## Task
Report each line of the listing that carries the word "this".

## Provided records

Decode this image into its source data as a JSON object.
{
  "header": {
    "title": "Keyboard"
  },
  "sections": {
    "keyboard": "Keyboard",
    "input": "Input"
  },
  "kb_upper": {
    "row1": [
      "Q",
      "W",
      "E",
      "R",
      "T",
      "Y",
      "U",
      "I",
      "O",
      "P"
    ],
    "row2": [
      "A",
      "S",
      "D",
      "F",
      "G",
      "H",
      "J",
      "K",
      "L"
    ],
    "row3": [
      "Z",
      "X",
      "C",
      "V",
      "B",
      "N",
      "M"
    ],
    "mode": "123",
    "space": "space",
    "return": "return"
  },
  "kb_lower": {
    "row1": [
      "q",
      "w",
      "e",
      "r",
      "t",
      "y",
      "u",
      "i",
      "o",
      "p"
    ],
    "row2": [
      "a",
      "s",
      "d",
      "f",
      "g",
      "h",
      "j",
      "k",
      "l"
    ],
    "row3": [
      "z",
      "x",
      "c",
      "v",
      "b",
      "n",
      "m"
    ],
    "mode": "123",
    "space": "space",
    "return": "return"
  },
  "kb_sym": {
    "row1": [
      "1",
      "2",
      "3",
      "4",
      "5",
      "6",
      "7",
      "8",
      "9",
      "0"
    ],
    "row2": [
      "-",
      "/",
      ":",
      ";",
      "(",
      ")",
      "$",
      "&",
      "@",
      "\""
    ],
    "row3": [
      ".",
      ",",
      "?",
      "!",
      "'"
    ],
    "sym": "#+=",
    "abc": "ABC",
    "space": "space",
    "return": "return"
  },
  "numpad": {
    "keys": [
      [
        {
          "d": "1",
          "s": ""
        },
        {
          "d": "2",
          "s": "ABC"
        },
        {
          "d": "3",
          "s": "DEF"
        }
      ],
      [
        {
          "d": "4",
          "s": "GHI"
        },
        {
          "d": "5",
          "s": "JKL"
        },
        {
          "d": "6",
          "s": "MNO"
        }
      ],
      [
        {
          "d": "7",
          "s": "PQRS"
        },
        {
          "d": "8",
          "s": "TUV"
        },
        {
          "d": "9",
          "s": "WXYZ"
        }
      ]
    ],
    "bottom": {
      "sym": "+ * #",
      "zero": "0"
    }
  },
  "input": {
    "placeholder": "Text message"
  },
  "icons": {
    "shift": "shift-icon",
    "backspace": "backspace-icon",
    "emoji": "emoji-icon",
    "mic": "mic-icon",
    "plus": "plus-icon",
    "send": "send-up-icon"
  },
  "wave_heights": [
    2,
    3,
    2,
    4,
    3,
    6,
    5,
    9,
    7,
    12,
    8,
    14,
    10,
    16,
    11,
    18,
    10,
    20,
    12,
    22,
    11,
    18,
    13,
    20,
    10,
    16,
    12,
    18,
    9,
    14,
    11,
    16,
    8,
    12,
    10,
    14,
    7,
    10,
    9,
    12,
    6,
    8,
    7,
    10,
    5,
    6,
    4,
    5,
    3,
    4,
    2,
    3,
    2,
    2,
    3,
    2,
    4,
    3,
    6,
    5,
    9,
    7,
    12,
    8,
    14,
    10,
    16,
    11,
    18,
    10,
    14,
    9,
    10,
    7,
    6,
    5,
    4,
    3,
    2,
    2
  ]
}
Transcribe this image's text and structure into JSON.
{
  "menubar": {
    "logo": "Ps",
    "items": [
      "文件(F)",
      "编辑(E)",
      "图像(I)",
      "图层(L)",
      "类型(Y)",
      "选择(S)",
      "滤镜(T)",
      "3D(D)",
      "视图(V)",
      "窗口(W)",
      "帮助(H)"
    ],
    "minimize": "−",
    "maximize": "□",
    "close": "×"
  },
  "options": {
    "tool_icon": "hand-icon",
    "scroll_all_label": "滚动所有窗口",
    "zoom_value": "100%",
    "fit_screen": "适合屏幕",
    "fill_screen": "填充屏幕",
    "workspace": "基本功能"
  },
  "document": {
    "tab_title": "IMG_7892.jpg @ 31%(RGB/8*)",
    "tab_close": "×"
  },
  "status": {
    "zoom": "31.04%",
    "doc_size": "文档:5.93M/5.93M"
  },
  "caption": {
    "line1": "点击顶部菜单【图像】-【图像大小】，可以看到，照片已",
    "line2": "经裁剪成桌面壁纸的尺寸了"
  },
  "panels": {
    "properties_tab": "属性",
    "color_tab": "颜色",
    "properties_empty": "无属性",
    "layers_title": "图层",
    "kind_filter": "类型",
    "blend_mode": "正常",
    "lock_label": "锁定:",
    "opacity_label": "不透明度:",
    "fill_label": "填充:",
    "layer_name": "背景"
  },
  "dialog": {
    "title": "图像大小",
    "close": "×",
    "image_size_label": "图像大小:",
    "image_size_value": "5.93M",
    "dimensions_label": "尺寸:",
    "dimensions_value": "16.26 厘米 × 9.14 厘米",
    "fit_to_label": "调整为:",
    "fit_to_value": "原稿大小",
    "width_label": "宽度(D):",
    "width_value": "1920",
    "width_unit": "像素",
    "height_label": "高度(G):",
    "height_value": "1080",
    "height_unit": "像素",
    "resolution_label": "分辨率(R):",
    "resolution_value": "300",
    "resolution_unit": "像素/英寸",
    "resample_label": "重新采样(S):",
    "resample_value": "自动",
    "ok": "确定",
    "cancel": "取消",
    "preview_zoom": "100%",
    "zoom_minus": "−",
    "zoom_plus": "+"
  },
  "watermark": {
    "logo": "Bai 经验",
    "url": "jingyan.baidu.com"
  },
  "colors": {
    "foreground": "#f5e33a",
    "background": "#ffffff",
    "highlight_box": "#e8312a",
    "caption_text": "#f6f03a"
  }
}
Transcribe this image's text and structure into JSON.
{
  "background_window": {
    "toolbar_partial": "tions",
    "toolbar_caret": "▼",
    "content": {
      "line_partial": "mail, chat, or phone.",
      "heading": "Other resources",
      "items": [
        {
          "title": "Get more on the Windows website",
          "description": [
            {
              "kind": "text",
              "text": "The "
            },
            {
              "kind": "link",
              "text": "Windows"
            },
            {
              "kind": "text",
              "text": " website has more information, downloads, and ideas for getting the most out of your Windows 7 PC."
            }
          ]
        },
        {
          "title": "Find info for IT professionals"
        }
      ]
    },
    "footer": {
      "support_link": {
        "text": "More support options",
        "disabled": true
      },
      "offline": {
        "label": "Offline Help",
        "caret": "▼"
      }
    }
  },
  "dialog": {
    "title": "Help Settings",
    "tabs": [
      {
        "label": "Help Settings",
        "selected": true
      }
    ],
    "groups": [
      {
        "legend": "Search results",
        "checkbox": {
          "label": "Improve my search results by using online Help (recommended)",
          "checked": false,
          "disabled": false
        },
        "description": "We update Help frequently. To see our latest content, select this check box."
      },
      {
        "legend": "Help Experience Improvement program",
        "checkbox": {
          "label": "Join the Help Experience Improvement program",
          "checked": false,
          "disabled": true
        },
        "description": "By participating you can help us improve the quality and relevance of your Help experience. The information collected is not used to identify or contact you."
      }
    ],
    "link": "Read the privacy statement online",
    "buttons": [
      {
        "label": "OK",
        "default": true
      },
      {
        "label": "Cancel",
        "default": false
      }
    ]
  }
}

## Response area
Decode this image into its source data as a JSON object.
Transcribe this image's text and structure into JSON.
Transcribe this image's text and structure into JSON.
        "description": "We update Help frequently. To see our latest content, select this check box."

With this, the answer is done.